Start of TASK INPUTS

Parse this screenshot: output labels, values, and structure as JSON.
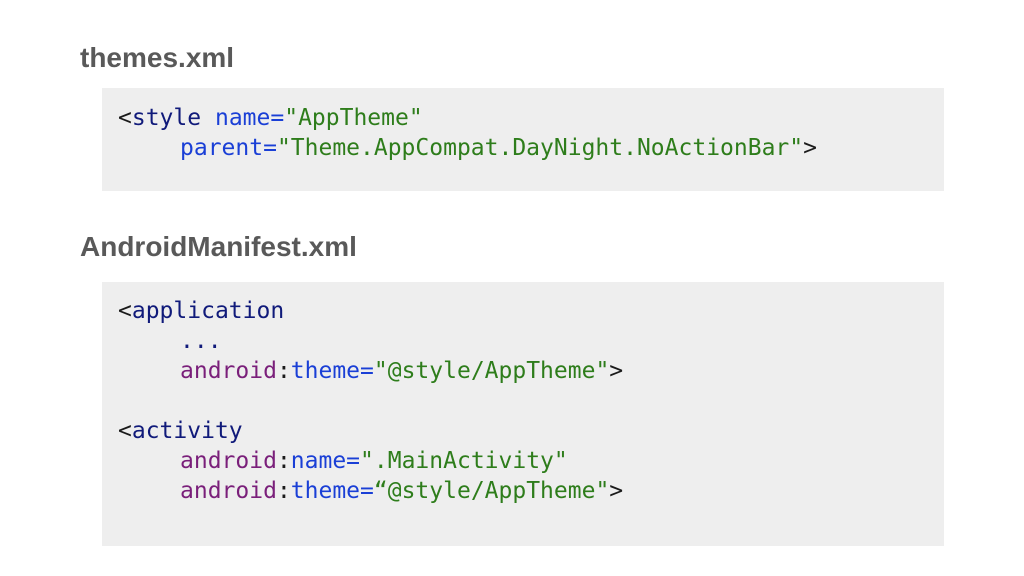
{
  "sections": [
    {
      "title": "themes.xml",
      "code": {
        "lines": [
          {
            "open": "<",
            "tag": "style",
            "sp": " ",
            "attr": "name=",
            "val": "\"AppTheme\""
          },
          {
            "attr": "parent=",
            "val": "\"Theme.AppCompat.DayNight.NoActionBar\"",
            "close": ">"
          }
        ]
      }
    },
    {
      "title": "AndroidManifest.xml",
      "code": {
        "lines": [
          {
            "open": "<",
            "tag": "application"
          },
          {
            "ellipsis": "..."
          },
          {
            "ns": "android",
            "colon": ":",
            "attr": "theme=",
            "val": "\"@style/AppTheme\"",
            "close": ">"
          },
          {
            "blank": ""
          },
          {
            "open": "<",
            "tag": "activity"
          },
          {
            "ns": "android",
            "colon": ":",
            "attr": "name=",
            "val": "\".MainActivity\""
          },
          {
            "ns": "android",
            "colon": ":",
            "attr": "theme=",
            "val": "“@style/AppTheme\"",
            "close": ">"
          }
        ]
      }
    }
  ],
  "colors": {
    "heading": "#595959",
    "code_background": "#eeeeee",
    "tag": "#101a7a",
    "attribute": "#1a3fd6",
    "value": "#2e7d1b",
    "namespace": "#7a1f7a"
  }
}
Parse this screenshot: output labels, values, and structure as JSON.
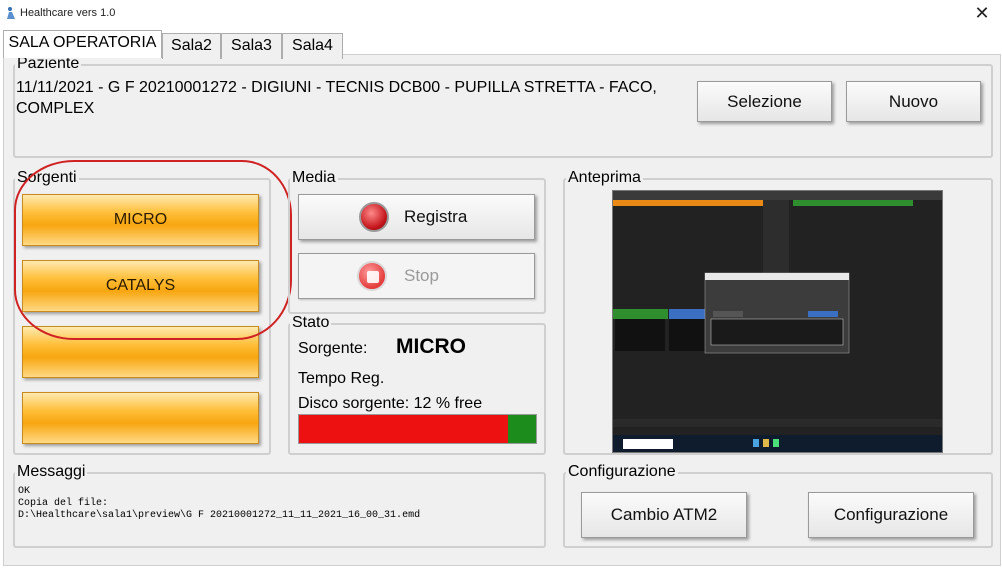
{
  "window": {
    "title": "Healthcare vers 1.0",
    "close_glyph": "✕"
  },
  "tabs": [
    {
      "label": "SALA OPERATORIA"
    },
    {
      "label": "Sala2"
    },
    {
      "label": "Sala3"
    },
    {
      "label": "Sala4"
    }
  ],
  "paziente": {
    "label": "Paziente",
    "text": "11/11/2021 - G F 20210001272 - DIGIUNI - TECNIS DCB00 - PUPILLA STRETTA  - FACO, COMPLEX",
    "selezione": "Selezione",
    "nuovo": "Nuovo"
  },
  "sorgenti": {
    "label": "Sorgenti",
    "buttons": [
      "MICRO",
      "CATALYS",
      "",
      ""
    ]
  },
  "media": {
    "label": "Media",
    "registra": "Registra",
    "stop": "Stop"
  },
  "stato": {
    "label": "Stato",
    "sorgente_label": "Sorgente:",
    "sorgente_value": "MICRO",
    "tempo_label": "Tempo Reg.",
    "disco_label": "Disco sorgente:  12 % free",
    "disk_free_fraction": 0.12
  },
  "anteprima": {
    "label": "Anteprima"
  },
  "messaggi": {
    "label": "Messaggi",
    "lines": [
      "OK",
      "Copia del file:",
      "D:\\Healthcare\\sala1\\preview\\G F 20210001272_11_11_2021_16_00_31.emd"
    ]
  },
  "configurazione": {
    "label": "Configurazione",
    "cambio": "Cambio ATM2",
    "config": "Configurazione"
  },
  "colors": {
    "accent_orange": "#f7a60f",
    "disk_used": "#e11111",
    "disk_free": "#1c8d1c",
    "annotation": "#d02222"
  },
  "icons": [
    "app-icon",
    "close-icon",
    "record-icon",
    "stop-icon"
  ]
}
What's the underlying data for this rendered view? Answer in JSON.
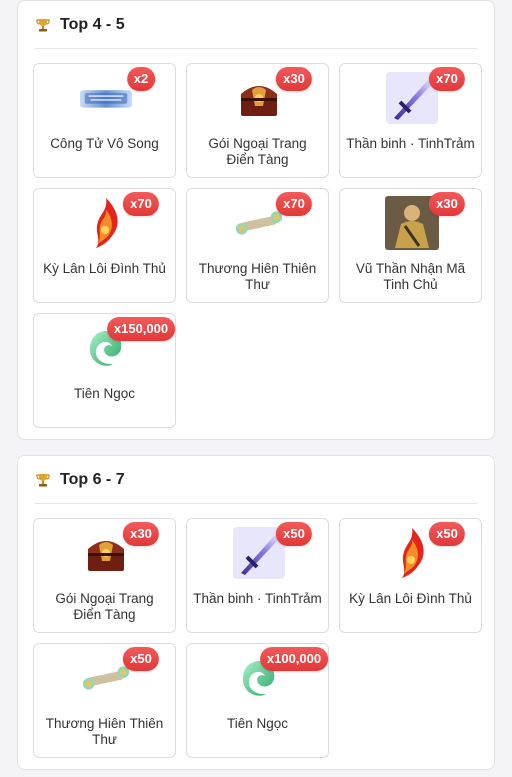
{
  "sections": [
    {
      "title": "Top 4 - 5",
      "items": [
        {
          "name": "Công Tử Vô Song",
          "qty": "x2",
          "icon": "title-banner-icon"
        },
        {
          "name": "Gói Ngoại Trang Điển Tàng",
          "qty": "x30",
          "icon": "treasure-chest-icon"
        },
        {
          "name": "Thần binh · TinhTrảm",
          "qty": "x70",
          "icon": "divine-sword-icon"
        },
        {
          "name": "Kỳ Lân Lôi Đình Thủ",
          "qty": "x70",
          "icon": "flame-gauntlet-icon"
        },
        {
          "name": "Thương Hiên Thiên Thư",
          "qty": "x70",
          "icon": "scroll-icon"
        },
        {
          "name": "Vũ Thần Nhận Mã Tinh Chủ",
          "qty": "x30",
          "icon": "warrior-portrait-icon"
        },
        {
          "name": "Tiên Ngọc",
          "qty": "x150,000",
          "icon": "jade-icon"
        }
      ]
    },
    {
      "title": "Top 6 - 7",
      "items": [
        {
          "name": "Gói Ngoại Trang Điển Tàng",
          "qty": "x30",
          "icon": "treasure-chest-icon"
        },
        {
          "name": "Thần binh · TinhTrảm",
          "qty": "x50",
          "icon": "divine-sword-icon"
        },
        {
          "name": "Kỳ Lân Lôi Đình Thủ",
          "qty": "x50",
          "icon": "flame-gauntlet-icon"
        },
        {
          "name": "Thương Hiên Thiên Thư",
          "qty": "x50",
          "icon": "scroll-icon"
        },
        {
          "name": "Tiên Ngọc",
          "qty": "x100,000",
          "icon": "jade-icon"
        }
      ]
    }
  ],
  "colors": {
    "badge": "#e84545",
    "border": "#dcdce0",
    "trophy": "#d99a1e"
  }
}
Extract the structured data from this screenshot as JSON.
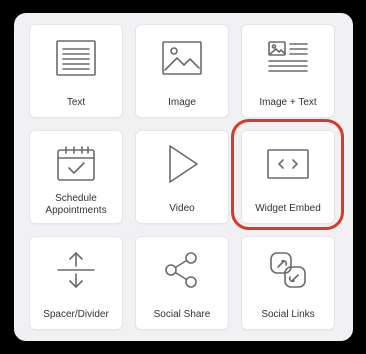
{
  "blocks": [
    {
      "label": "Text",
      "icon": "text-icon"
    },
    {
      "label": "Image",
      "icon": "image-icon"
    },
    {
      "label": "Image + Text",
      "icon": "image-text-icon"
    },
    {
      "label": "Schedule Appointments",
      "icon": "calendar-icon"
    },
    {
      "label": "Video",
      "icon": "play-icon"
    },
    {
      "label": "Widget Embed",
      "icon": "code-embed-icon",
      "highlighted": true
    },
    {
      "label": "Spacer/Divider",
      "icon": "spacer-divider-icon"
    },
    {
      "label": "Social Share",
      "icon": "share-icon"
    },
    {
      "label": "Social Links",
      "icon": "link-icon"
    }
  ],
  "colors": {
    "highlight": "#d63a2a",
    "icon": "#6b6b6b",
    "panel": "#f1f1f3",
    "tile": "#ffffff"
  }
}
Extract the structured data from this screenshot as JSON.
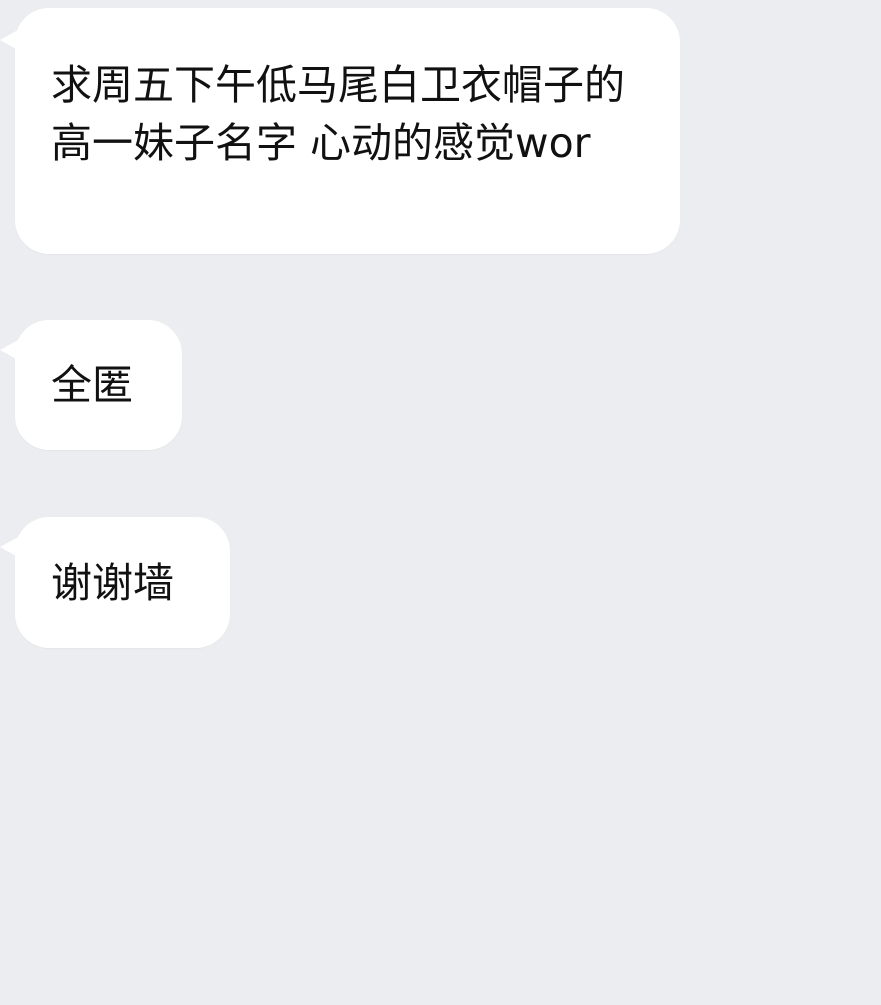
{
  "messages": [
    {
      "text": "求周五下午低马尾白卫衣帽子的高一妹子名字 心动的感觉wor"
    },
    {
      "text": "全匿"
    },
    {
      "text": "谢谢墙"
    }
  ]
}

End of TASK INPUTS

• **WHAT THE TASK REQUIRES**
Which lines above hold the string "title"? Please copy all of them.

• **RESULT OF THIS EXERCISE**
      "title": "themes.xml",
      "title": "AndroidManifest.xml",
    "title": "Healthcare vers 1.0",
      "title": "Top 4 - 5",
          "icon": "title-banner-icon"
      "title": "Top 6 - 7",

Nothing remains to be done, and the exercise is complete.